I was transformed by the greatness of God at a moment of conversion when I realized the utter reality of God, through answered prayer, on the wonderful day when I was ordained.

I was transformed by the greatness of God when Alice shared her last moments of life with me, giving me a glimpse of the kingdom; when an elderly woman said, “Get out my brown shoes; I'm going dancing tonight”; when a child who was not expected to live past her first birthday came running up to the altar for a blessing; when an elderly man told me his childhood memories of his mother's words to him many years before as she lay dying, words that comforted him in his last moments of life.

I am transformed by the greatness of God when I listen to great music, when I hear the sweet voices of a children's choir, when I hear a great organ being played.

I am transformed by the greatness of God each time I offer bread and wine, inviting people to the table. I am transformed by the greatness of God when we all join together to pray, “Glory to God...” I am amazed because they are transformative moments in my life. They are glimpses of the glory of God, moments in my day in which the world is transfigured. They are moments when I know that God is reaching out to me.

Grace comes into our lives in so many unexpected ways. Our relationships with other people can be transformative experiences that break down the barriers between God and humankind. There are times of disclosure and vulnerability when we allow others to really see who we are. Those are the moments that most clearly shape our lives. Without such moments others would never really come to know who we are. We would never really come to know them. And we would miss out on great insights into the nature and essence of the God we worship.

There is a purpose to the Transfiguration event. It gives a glimpse of the glory of God, something that we humans find impossible to fully comprehend. It was a great and grand event, the mountaintop experience. In sharing in it, although we find ourselves back in the valley again, we do so holding on to the memory of the transfigured and resurrected Christ. That is a memory that transforms our lives and allows us to share the light of Christ with others on the journey.
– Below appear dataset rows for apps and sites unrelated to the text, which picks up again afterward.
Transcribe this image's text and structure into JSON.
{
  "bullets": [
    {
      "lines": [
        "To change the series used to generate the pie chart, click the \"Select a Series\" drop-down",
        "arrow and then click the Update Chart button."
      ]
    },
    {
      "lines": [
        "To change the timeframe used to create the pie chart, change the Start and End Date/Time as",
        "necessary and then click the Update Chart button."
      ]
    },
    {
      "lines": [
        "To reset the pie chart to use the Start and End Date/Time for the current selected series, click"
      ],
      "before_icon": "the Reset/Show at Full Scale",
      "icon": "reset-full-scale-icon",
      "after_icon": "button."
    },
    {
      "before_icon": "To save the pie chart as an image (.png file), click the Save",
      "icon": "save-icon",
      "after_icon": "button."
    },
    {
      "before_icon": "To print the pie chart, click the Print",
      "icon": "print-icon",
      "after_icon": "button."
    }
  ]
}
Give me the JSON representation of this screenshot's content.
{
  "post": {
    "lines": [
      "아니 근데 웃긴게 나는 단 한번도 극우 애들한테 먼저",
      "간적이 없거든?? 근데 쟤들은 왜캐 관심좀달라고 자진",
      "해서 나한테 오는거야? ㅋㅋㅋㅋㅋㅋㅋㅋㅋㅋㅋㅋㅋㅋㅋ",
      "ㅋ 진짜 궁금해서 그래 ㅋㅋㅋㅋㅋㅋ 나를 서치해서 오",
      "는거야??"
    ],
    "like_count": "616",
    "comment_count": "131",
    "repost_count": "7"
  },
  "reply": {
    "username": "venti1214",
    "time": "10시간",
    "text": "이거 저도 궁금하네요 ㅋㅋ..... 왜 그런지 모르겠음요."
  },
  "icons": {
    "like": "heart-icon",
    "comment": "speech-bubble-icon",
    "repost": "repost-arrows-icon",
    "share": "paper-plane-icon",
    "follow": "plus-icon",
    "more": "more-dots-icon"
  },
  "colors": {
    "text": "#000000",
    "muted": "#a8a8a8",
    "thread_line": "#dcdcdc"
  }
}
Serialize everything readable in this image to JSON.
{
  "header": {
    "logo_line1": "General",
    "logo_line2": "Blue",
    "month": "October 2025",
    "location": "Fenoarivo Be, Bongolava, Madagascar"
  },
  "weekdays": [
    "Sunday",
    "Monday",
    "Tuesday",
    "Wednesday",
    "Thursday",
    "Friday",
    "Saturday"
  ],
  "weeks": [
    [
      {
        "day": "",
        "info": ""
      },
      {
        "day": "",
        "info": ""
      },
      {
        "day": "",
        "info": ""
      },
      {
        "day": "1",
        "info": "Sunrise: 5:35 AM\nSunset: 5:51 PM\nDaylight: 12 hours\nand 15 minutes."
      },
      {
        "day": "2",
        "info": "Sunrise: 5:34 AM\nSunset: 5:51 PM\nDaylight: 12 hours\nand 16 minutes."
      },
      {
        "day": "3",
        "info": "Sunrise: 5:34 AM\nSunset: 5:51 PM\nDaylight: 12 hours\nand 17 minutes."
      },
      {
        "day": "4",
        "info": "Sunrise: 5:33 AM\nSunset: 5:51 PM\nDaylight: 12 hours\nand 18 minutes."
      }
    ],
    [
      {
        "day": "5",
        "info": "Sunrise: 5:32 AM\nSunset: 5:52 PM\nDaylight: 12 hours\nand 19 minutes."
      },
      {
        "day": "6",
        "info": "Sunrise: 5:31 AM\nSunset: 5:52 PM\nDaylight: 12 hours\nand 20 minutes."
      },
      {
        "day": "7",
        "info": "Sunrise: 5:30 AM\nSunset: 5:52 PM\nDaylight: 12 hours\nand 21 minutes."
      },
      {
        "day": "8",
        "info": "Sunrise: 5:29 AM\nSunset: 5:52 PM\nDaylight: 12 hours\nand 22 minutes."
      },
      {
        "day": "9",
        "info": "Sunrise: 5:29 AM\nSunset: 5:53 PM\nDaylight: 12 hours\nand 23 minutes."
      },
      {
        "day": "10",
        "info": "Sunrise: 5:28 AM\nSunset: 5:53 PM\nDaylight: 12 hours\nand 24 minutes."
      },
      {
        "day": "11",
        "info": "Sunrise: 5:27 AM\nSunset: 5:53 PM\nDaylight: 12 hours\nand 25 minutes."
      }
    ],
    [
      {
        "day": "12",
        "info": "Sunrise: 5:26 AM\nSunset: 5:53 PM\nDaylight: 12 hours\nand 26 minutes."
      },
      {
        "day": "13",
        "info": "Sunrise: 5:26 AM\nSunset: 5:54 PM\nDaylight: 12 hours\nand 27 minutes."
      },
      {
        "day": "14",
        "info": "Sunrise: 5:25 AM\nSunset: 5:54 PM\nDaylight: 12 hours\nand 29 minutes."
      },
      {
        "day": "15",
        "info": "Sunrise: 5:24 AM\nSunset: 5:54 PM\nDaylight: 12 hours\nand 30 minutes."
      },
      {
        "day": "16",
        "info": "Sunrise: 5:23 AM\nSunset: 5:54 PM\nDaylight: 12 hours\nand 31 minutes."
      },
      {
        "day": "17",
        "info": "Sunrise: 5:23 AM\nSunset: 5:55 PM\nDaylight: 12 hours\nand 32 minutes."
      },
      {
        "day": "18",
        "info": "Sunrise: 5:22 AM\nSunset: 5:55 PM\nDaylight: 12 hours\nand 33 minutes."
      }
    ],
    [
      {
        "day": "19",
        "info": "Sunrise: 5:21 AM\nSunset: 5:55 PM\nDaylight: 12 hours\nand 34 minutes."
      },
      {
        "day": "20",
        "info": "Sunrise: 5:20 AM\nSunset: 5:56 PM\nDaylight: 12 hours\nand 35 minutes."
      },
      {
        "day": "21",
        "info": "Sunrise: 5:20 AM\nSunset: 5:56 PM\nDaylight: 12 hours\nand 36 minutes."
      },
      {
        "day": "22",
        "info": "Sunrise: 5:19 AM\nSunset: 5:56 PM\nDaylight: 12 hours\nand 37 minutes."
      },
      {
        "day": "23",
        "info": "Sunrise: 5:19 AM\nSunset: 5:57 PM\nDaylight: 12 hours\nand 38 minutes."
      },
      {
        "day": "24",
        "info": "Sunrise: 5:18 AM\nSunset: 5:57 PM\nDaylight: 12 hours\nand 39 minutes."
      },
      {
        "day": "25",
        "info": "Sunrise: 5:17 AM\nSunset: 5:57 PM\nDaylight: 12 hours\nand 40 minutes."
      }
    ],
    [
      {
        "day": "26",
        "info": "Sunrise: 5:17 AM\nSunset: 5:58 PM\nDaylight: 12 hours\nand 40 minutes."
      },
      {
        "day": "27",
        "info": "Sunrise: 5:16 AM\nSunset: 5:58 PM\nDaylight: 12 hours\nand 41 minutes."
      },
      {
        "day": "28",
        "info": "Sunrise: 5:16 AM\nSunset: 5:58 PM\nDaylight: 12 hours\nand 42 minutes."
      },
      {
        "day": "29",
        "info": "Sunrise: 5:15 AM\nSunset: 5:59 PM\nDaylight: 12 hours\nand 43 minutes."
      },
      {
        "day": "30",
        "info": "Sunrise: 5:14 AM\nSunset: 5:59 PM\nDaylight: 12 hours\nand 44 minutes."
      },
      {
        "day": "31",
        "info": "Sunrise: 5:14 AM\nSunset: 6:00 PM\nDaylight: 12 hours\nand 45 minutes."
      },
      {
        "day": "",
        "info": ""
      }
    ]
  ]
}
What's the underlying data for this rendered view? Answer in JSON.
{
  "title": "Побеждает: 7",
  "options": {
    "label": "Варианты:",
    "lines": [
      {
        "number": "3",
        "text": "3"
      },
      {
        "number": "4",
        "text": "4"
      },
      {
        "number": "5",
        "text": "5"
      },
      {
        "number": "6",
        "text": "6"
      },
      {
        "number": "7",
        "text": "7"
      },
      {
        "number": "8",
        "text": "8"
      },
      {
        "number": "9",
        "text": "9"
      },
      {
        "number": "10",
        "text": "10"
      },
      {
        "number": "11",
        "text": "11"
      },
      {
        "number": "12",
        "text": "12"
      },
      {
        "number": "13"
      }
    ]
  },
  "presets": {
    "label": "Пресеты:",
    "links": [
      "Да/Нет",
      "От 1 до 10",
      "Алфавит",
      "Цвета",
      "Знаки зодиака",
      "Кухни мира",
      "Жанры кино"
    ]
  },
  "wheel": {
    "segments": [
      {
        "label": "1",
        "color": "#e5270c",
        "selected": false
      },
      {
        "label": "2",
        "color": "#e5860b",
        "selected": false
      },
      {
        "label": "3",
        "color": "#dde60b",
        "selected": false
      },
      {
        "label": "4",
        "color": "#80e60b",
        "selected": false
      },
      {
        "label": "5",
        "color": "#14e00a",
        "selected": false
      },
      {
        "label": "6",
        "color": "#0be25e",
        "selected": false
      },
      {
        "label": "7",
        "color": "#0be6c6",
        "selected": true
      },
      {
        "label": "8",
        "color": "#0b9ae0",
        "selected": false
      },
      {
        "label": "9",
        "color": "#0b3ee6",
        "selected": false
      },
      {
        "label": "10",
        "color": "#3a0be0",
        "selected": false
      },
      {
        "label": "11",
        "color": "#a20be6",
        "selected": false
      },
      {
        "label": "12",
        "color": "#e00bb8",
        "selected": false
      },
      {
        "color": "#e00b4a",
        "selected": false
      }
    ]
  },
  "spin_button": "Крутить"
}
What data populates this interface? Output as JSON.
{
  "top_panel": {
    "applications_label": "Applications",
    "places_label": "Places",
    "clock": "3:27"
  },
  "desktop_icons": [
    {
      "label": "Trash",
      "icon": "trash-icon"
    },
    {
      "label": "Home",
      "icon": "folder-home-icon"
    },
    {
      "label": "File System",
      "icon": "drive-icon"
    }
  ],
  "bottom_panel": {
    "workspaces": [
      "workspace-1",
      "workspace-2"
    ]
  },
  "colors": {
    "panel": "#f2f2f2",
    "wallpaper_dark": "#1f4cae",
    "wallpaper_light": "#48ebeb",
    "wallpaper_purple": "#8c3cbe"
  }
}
The Second Sunday of Easter, Year C

Opening Locked Doors Readings: Acts 5:27-32; Psalm 2; Revelation 1:4-8; John 20:19-31 It is evening on the first day of the week. The d...